Do you ever want to line up your journaling with the lines on a journal card, or fit it onto a tag? How about creating a title with letters spaced extra-wide or closer together? If so, then you need to know a little bit about leading and tracking.
Before we start, make sure your Type tool is selected, and open the Character palette.
The term leading is derived from the practice of placing lead strips between lines of type on older hand-set printing presses such as a letterpress. It refers to the distance between lines of type (and it’s pronounced “ledding”). You can find the box to adjust leading in the Character Palette in Photoshop. Look for the icon with two As stacked on top of each other:

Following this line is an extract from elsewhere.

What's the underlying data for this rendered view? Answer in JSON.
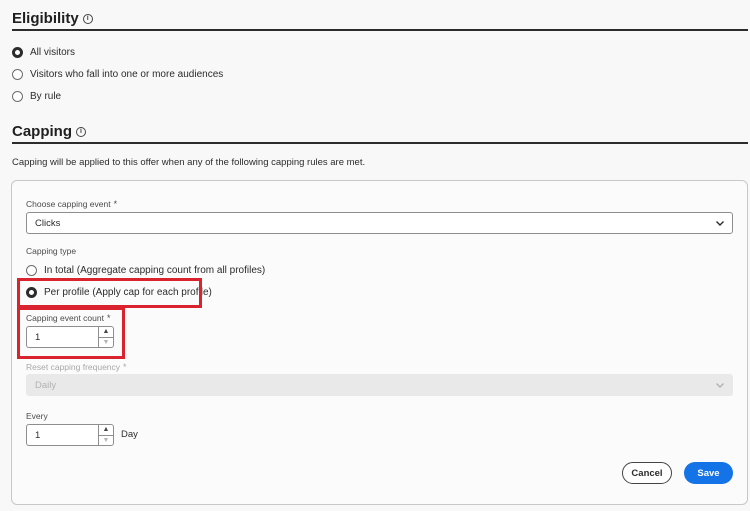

Here’s a quick comparison of sentences using various sizes of leading to give you a visual:
As you can see in the image above, changing the point size on the leading affects the distance between your lines of type. Different fonts often need different leading, too, so if you’re journaling in a pretty, scripty font that seems too “squished,” try upping the leading to get some breathing space in your block of journaling.

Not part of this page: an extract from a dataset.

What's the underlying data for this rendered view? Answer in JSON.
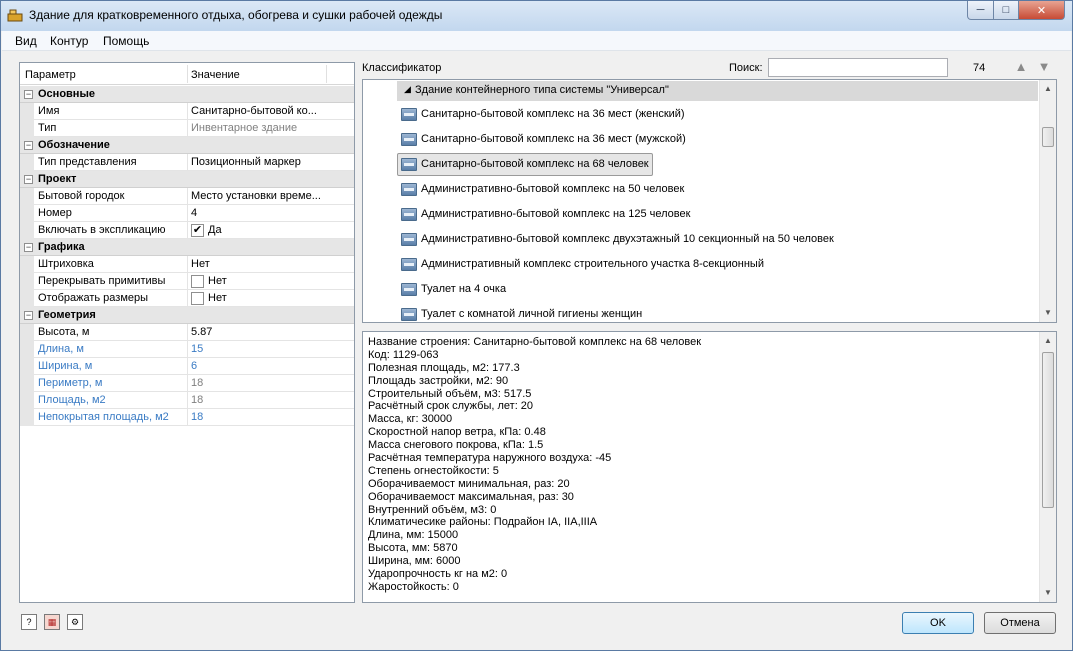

See an example of leading in action on this journal card:
Now that you’ve got leading down, tracking is a piece of cake. Instead of spacing between lines, tracking is the spacing between each character. You can find the tracking adjustment menu right below leading on the character palette.
It’s normally set to zero. If you need more space between your letters/characters, bump up the number until it looks right! Here’s an example:

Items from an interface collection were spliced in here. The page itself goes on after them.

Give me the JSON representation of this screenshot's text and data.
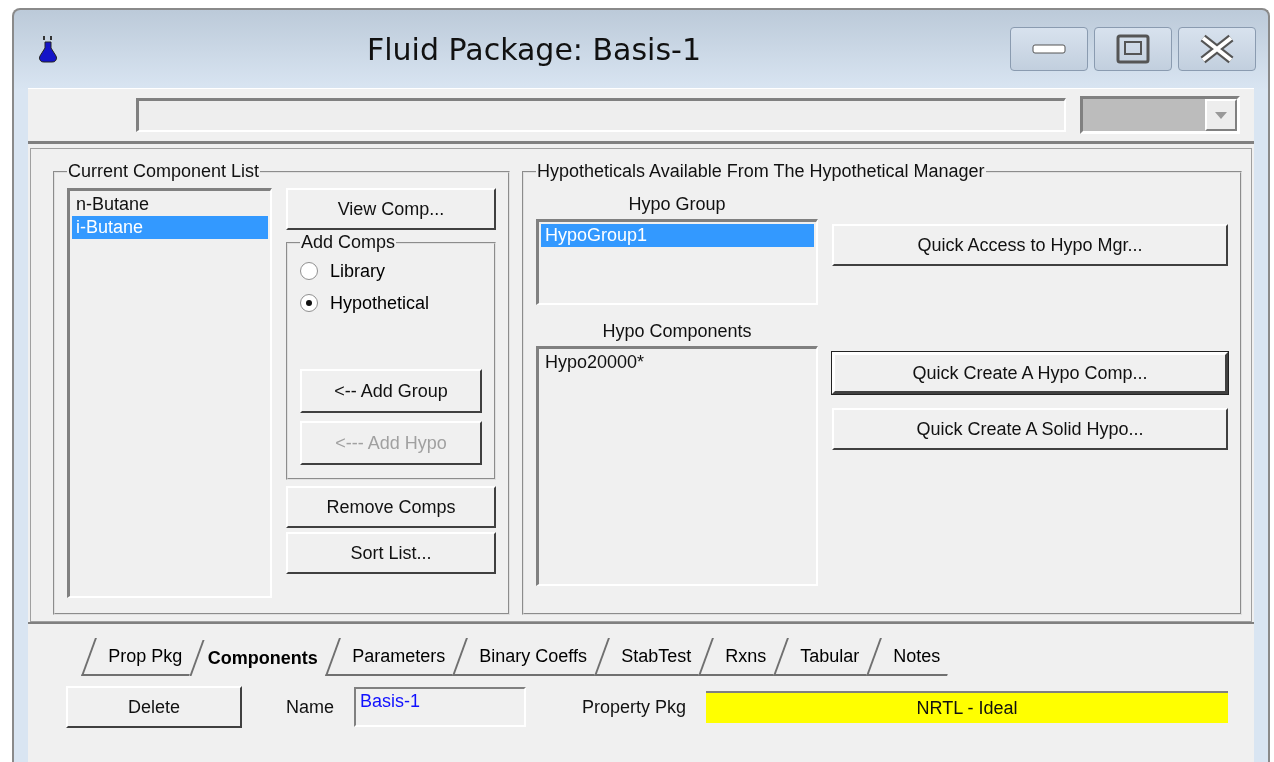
{
  "window": {
    "title": "Fluid Package: Basis-1"
  },
  "component_list": {
    "title": "Current Component List",
    "items": [
      {
        "label": "n-Butane",
        "selected": false
      },
      {
        "label": "i-Butane",
        "selected": true
      }
    ]
  },
  "view_button": {
    "label": "View Comp..."
  },
  "add_comps": {
    "title": "Add Comps",
    "options": [
      {
        "label": "Library",
        "selected": false
      },
      {
        "label": "Hypothetical",
        "selected": true
      }
    ],
    "buttons": [
      {
        "label": "<-- Add Group",
        "disabled": false
      },
      {
        "label": "<--- Add Hypo",
        "disabled": true
      }
    ]
  },
  "list_buttons": [
    {
      "label": "Remove Comps"
    },
    {
      "label": "Sort List..."
    }
  ],
  "hypotheticals": {
    "title": "Hypotheticals Available From The Hypothetical Manager",
    "hypo_group": {
      "label": "Hypo Group",
      "items": [
        {
          "label": "HypoGroup1",
          "selected": true
        }
      ]
    },
    "hypo_components": {
      "label": "Hypo Components",
      "items": [
        {
          "label": "Hypo20000*",
          "selected": false
        }
      ]
    },
    "buttons": [
      {
        "label": "Quick Access to Hypo Mgr...",
        "focused": false
      },
      {
        "label": "Quick Create A Hypo Comp...",
        "focused": true
      },
      {
        "label": "Quick Create A Solid Hypo...",
        "focused": false
      }
    ]
  },
  "tabs": [
    {
      "label": "Prop Pkg",
      "selected": false
    },
    {
      "label": "Components",
      "selected": true
    },
    {
      "label": "Parameters",
      "selected": false
    },
    {
      "label": "Binary Coeffs",
      "selected": false
    },
    {
      "label": "StabTest",
      "selected": false
    },
    {
      "label": "Rxns",
      "selected": false
    },
    {
      "label": "Tabular",
      "selected": false
    },
    {
      "label": "Notes",
      "selected": false
    }
  ],
  "footer": {
    "delete_button": "Delete",
    "name_label": "Name",
    "name_value": "Basis-1",
    "property_pkg_label": "Property Pkg",
    "property_pkg_value": "NRTL - Ideal"
  }
}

You might adjust your tracking to get a title or line of text to fit within a certain area, such as on a journaling strip or across a photo. Different fonts look better with different sizes of tracking and leading, so the next time you type out your journaling, play around with these type tools to get the perfect, custom look!